Daydreamers used to get in trouble. They were the underachievers. They were the kids who ended up hanging out under the bleachers and smoking stuff that smelled funny. Right?
New research co-authored by USC assistant professor Mary Helen Immordino-Yang suggests that daydreamers …are the smart ones.
A USC paper titled “Rest Is Not Idleness,” published in the journal Perspectives on Psychological Science, argues that mental wandering is crucial to healthy brain development.
In fact, disciplining daydreamers in classrooms could be a bad thing. USC:
… Diminishing opportunities for young people to look inward and reflect could have negative effects on their well-being, morality and academic success.
Immordino-Yang says that a young brain at rest is also a mind preparing for, in the words of USC, “attention-demanding tasks afterward.”

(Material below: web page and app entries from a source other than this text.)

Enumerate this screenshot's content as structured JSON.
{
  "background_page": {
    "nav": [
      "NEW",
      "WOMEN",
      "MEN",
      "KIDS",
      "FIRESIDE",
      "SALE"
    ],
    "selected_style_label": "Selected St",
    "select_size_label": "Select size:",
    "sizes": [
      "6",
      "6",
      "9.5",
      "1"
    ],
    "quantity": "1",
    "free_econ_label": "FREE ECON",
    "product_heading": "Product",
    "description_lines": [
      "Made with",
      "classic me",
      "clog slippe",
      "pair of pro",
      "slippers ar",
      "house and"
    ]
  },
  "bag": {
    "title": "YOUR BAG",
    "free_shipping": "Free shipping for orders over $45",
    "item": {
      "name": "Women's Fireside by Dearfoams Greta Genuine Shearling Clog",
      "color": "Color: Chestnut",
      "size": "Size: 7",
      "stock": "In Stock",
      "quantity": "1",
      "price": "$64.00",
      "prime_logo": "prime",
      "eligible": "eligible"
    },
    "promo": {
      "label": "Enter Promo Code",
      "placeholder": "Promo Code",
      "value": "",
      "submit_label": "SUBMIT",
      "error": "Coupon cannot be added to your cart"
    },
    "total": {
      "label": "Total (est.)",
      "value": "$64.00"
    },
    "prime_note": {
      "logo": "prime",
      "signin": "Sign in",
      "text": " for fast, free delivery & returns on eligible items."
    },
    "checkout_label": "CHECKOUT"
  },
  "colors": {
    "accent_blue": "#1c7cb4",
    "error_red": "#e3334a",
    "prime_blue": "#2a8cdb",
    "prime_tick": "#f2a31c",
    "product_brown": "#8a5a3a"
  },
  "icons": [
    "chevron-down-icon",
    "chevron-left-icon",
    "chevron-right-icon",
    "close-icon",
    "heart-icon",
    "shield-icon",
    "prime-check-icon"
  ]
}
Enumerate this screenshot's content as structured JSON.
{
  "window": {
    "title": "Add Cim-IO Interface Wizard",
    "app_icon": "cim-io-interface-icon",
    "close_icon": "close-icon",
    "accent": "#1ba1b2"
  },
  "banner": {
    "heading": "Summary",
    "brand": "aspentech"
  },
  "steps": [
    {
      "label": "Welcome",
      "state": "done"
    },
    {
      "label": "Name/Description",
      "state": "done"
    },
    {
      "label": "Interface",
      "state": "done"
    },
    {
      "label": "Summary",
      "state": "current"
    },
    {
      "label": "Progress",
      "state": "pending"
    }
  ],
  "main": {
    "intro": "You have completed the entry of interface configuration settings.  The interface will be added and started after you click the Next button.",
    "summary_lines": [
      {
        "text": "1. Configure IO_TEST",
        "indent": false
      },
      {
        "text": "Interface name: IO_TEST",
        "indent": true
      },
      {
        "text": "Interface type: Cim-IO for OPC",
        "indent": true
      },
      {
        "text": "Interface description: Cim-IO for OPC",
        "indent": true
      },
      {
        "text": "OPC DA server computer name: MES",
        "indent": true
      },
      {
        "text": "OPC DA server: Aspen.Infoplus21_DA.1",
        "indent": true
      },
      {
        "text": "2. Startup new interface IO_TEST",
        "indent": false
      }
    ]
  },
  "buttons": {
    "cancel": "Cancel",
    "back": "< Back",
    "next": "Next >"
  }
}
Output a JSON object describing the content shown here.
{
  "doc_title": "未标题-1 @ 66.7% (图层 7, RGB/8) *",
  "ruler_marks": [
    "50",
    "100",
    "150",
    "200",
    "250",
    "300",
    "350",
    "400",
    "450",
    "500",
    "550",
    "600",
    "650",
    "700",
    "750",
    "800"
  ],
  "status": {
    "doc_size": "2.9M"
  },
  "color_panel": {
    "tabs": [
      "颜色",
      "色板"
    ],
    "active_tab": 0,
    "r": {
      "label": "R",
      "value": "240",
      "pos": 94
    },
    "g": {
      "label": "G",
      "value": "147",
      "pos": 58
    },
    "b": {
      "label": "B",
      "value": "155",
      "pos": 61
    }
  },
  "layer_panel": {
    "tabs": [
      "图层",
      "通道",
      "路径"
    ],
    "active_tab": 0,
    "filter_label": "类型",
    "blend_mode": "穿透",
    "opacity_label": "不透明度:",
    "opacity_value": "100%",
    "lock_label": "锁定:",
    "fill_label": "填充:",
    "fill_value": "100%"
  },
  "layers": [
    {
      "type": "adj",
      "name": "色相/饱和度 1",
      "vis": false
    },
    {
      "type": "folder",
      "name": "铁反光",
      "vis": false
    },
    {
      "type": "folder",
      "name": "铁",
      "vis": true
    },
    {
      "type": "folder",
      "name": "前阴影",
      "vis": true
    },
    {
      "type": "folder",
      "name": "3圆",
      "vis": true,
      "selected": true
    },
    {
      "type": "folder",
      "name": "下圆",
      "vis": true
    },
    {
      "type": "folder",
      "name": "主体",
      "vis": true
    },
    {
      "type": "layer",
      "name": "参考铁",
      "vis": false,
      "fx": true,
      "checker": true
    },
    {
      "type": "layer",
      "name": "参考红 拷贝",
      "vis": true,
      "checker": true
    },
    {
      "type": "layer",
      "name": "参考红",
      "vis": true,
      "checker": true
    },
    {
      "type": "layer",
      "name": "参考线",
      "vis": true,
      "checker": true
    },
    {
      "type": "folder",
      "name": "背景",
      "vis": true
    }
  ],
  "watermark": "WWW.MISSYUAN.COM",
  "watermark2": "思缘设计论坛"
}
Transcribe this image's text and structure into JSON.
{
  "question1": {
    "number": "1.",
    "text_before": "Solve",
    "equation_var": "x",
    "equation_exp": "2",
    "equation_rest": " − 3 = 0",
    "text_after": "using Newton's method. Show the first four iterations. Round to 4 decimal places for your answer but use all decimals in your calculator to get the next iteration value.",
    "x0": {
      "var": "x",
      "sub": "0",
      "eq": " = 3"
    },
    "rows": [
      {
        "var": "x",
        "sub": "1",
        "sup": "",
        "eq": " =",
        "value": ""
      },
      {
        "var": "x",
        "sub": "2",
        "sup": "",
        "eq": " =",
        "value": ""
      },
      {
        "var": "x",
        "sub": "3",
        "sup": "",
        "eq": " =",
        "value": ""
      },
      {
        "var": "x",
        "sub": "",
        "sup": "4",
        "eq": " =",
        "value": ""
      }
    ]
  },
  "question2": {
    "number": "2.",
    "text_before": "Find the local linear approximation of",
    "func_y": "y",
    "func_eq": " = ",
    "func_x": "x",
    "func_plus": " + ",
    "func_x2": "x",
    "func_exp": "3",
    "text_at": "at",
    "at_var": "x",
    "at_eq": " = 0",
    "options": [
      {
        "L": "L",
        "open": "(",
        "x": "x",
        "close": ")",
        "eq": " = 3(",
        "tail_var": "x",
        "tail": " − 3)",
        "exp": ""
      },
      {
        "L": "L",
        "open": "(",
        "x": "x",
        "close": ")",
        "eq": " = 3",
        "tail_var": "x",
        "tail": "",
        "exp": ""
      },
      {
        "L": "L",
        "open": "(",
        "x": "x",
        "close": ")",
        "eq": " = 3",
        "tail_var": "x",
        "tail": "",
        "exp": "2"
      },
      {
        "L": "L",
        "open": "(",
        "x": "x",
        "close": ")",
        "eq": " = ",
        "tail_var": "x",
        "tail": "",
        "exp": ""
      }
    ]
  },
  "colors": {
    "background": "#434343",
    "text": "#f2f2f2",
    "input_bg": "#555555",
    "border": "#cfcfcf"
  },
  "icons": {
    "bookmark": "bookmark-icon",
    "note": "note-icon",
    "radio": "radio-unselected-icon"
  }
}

Read the whole story: LA WeeklyMore of our Members in the Media >